Pregnancy may cause breasts to be engorged because of increased levels of estrogen (primarily) and progesterone—an extension of premenstrual breast engorgement. Nausea, occasionally with vomiting, may occur because of increased secretion of estrogen and the beta subunit of human chorionic gonadotropin (beta-hCG) by syncytial cells of the placenta, beginning 10 days after fertilization (see Conception and Prenatal Development). The corpus luteum in the ovary, stimulated by beta-hCG, continues secreting large amounts of estrogen and progesterone to maintain the pregnancy. Many women become fatigued at this time, and a few women notice abdominal bloating very early.
Women usually begin to feel fetal movement between 16 and 20 weeks.
During late pregnancy, lower-extremity edema and varicose veins are common; the main cause is compression of the inferior vena cava by the enlarged uterus.
Pelvic examination findings include a softer cervix and an irregularly softened, enlarged uterus. The cervix usually becomes bluish to purple, probably because blood supply to the uterus is increased. Around 12 weeks gestation, the uterus extends above the true pelvis into the abdomen; at 20 weeks, it reaches the umbilicus; and by 36 weeks, the upper pole almost reaches the xiphoid process.
Usually urine and occasionally blood tests are used to confirm or exclude pregnancy; results are usually accurate several days before a missed menstrual period and often as early as several days after conception.

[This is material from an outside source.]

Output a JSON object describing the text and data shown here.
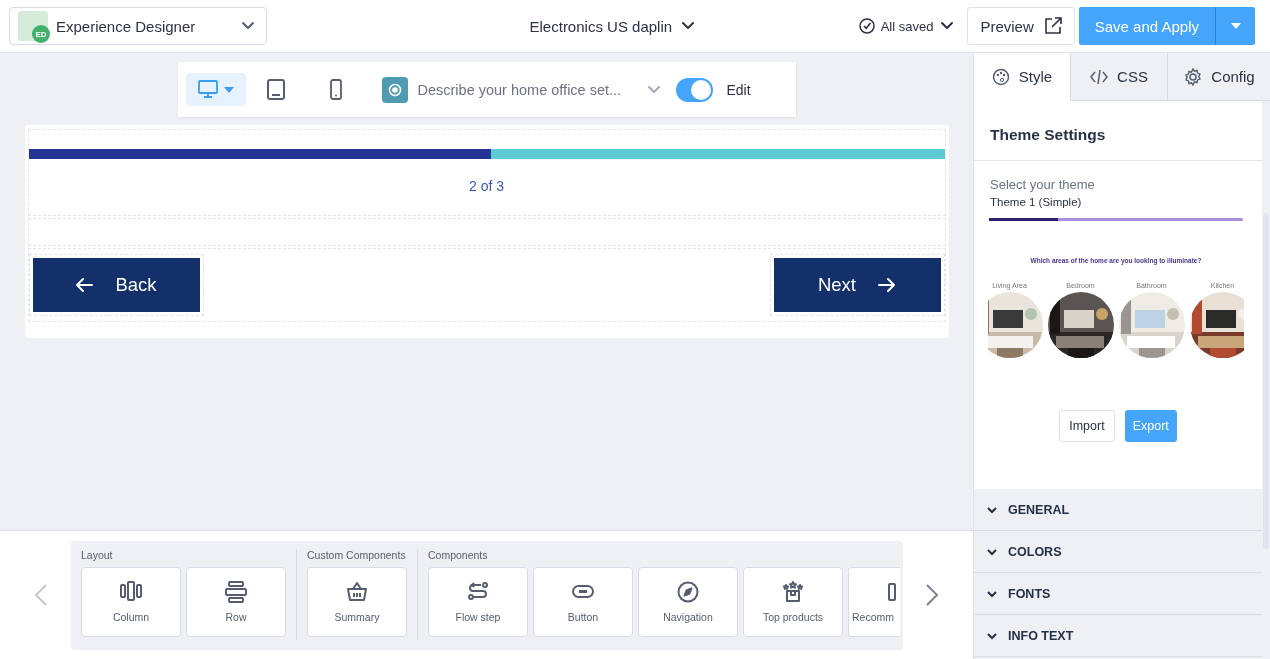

Levels of beta-hCG, which correlate with gestational age in normal pregnancies, can be used to determine whether a fetus is growing normally. The best approach is to compare 2 serum beta-hCG values, obtained 48 to 72 hours apart and measured by the same laboratory. In a normal single pregnancy, beta-hCG levels double about every 1.4 to 2.1 days during the first 60 days (7.5 weeks), then begin to decrease between 10 and 18 weeks. Regular doubling of the beta-hCG level during the 1st trimester strongly suggests normal growth.
Other accepted signs of pregnancy include the following:

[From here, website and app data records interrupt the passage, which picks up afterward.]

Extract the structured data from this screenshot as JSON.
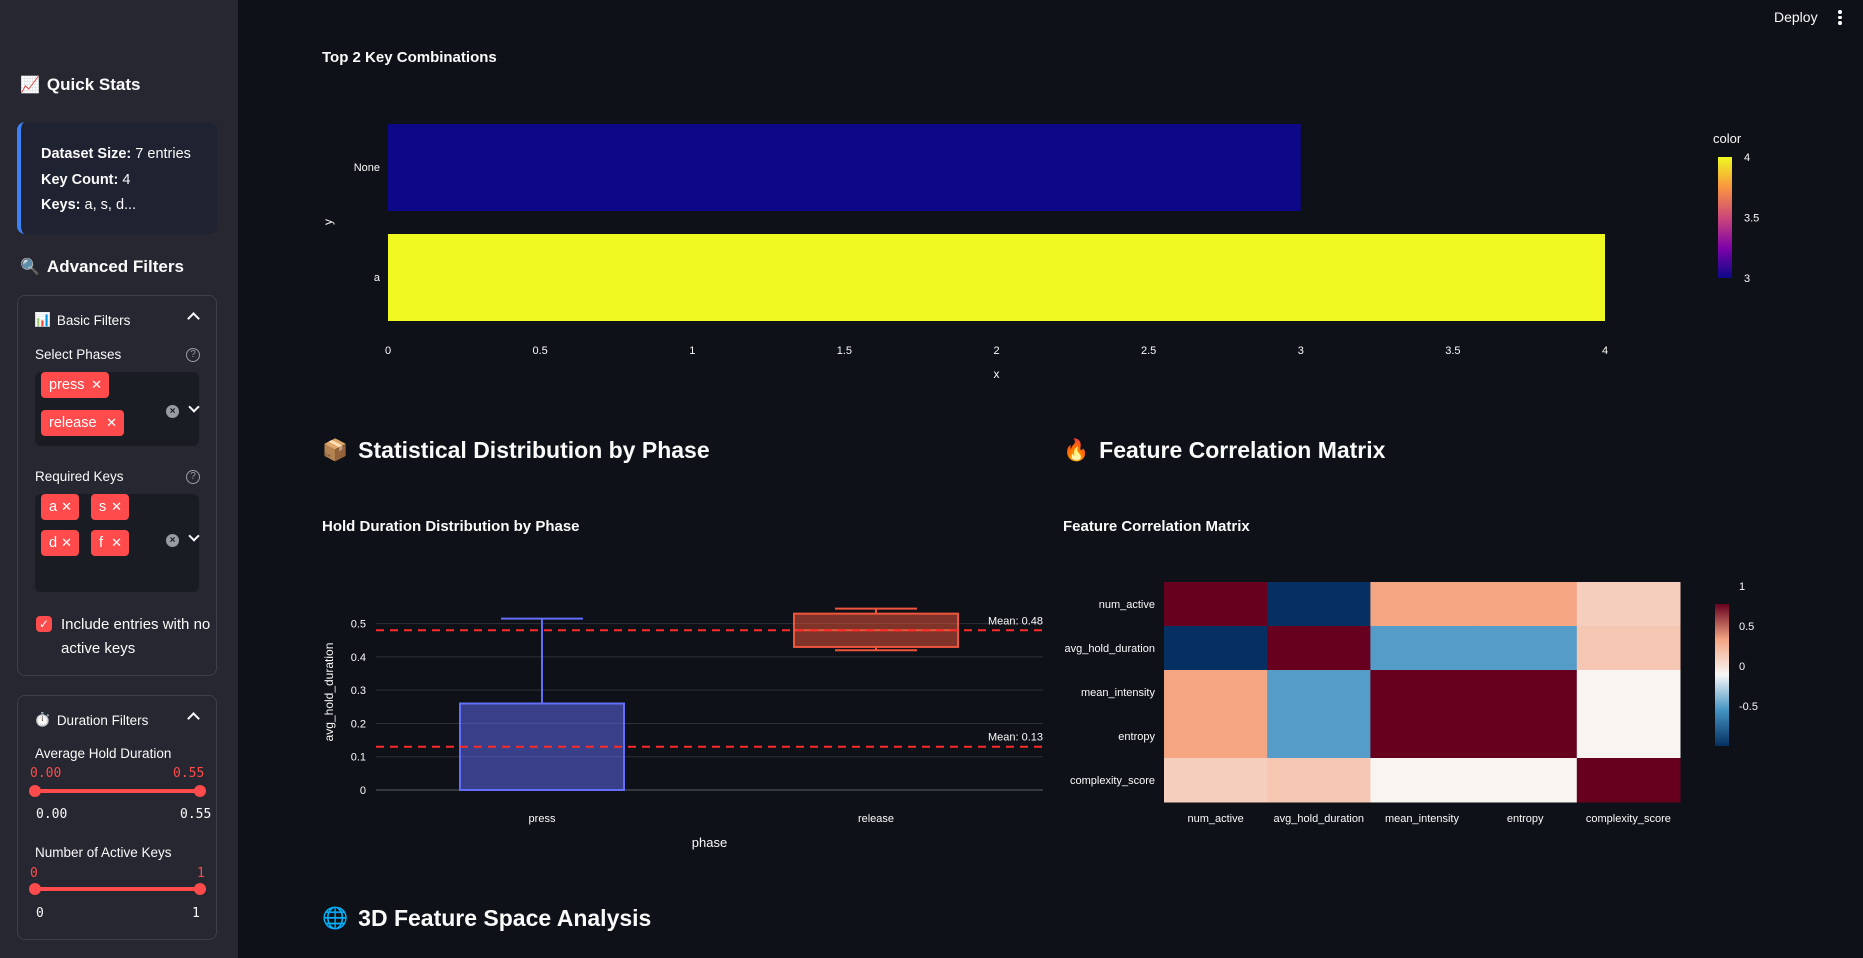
{
  "header": {
    "deploy_label": "Deploy",
    "menu_icon": "kebab-menu-icon"
  },
  "sidebar": {
    "quick_stats": {
      "emoji": "📈",
      "title": "Quick Stats"
    },
    "stats": [
      {
        "label": "Dataset Size:",
        "value": " 7 entries"
      },
      {
        "label": "Key Count:",
        "value": " 4"
      },
      {
        "label": "Keys:",
        "value": " a, s, d..."
      }
    ],
    "advanced_filters": {
      "emoji": "🔍",
      "title": "Advanced Filters"
    },
    "basic_filters": {
      "emoji": "📊",
      "title": "Basic Filters",
      "phases_label": "Select Phases",
      "phases": [
        "press",
        "release"
      ],
      "keys_label": "Required Keys",
      "keys": [
        "a",
        "s",
        "d",
        "f"
      ],
      "include_empty_label": "Include entries with no active keys",
      "include_empty_checked": true
    },
    "duration_filters": {
      "emoji": "⏱️",
      "title": "Duration Filters",
      "hold_label": "Average Hold Duration",
      "hold_value_low": "0.00",
      "hold_value_high": "0.55",
      "hold_min": "0.00",
      "hold_max": "0.55",
      "active_label": "Number of Active Keys",
      "active_value_low": "0",
      "active_value_high": "1",
      "active_min": "0",
      "active_max": "1"
    }
  },
  "main": {
    "top_chart_title": "Top 2 Key Combinations",
    "section_stats": {
      "emoji": "📦",
      "title": "Statistical Distribution by Phase"
    },
    "section_corr": {
      "emoji": "🔥",
      "title": "Feature Correlation Matrix"
    },
    "box_chart_title": "Hold Duration Distribution by Phase",
    "heatmap_title": "Feature Correlation Matrix",
    "section_3d": {
      "emoji": "🌐",
      "title": "3D Feature Space Analysis"
    }
  },
  "chart_data": [
    {
      "type": "bar",
      "orientation": "horizontal",
      "title": "Top 2 Key Combinations",
      "categories": [
        "None",
        "a"
      ],
      "values": [
        3,
        4
      ],
      "xlabel": "x",
      "ylabel": "y",
      "xticks": [
        "0",
        "0.5",
        "1",
        "1.5",
        "2",
        "2.5",
        "3",
        "3.5",
        "4"
      ],
      "xlim": [
        0,
        4
      ],
      "colorbar": {
        "title": "color",
        "ticks": [
          "4",
          "3.5",
          "3"
        ],
        "range": [
          3,
          4
        ],
        "scale": "plasma"
      },
      "bar_colors": [
        "#0d0887",
        "#f0f921"
      ]
    },
    {
      "type": "box",
      "title": "Hold Duration Distribution by Phase",
      "xlabel": "phase",
      "ylabel": "avg_hold_duration",
      "categories": [
        "press",
        "release"
      ],
      "yticks": [
        "0",
        "0.1",
        "0.2",
        "0.3",
        "0.4",
        "0.5"
      ],
      "ylim": [
        0,
        0.55
      ],
      "series": [
        {
          "name": "press",
          "min": 0,
          "q1": 0,
          "median": 0,
          "q3": 0.26,
          "max": 0.515,
          "color": "#636efa"
        },
        {
          "name": "release",
          "min": 0.42,
          "q1": 0.43,
          "median": 0.48,
          "q3": 0.53,
          "max": 0.545,
          "color": "#ef553b"
        }
      ],
      "mean_lines": [
        {
          "label": "Mean: 0.48",
          "value": 0.48
        },
        {
          "label": "Mean: 0.13",
          "value": 0.13
        }
      ]
    },
    {
      "type": "heatmap",
      "title": "Feature Correlation Matrix",
      "labels": [
        "num_active",
        "avg_hold_duration",
        "mean_intensity",
        "entropy",
        "complexity_score"
      ],
      "matrix": [
        [
          1,
          -1,
          0.5,
          0.5,
          0.25
        ],
        [
          -1,
          1,
          -0.45,
          -0.45,
          0.3
        ],
        [
          0.5,
          -0.45,
          1,
          1,
          0.02
        ],
        [
          0.5,
          -0.45,
          1,
          1,
          0.02
        ],
        [
          0.25,
          0.3,
          0.02,
          0.02,
          1
        ]
      ],
      "colorbar": {
        "ticks": [
          "1",
          "0.5",
          "0",
          "-0.5"
        ],
        "range": [
          -1,
          1
        ],
        "scale": "RdBu"
      }
    }
  ]
}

Presence of a gestational sac in the uterus, seen with ultrasonography typically at about 4 to 5 weeks and typically corresponding to a serum beta-hCG level of about 1500 mIU/mL (a yolk sac can usually be seen in the gestational sac by 5 weeks)
Fetal heart motion, seen with real-time ultrasonography as early as 5 to 6 weeks
Fetal heart sounds, heard with Doppler ultrasonography as early as 8 to 10 weeks if the uterus is accessible abdominally
Fetal movements felt by the examining physician after 20 weeks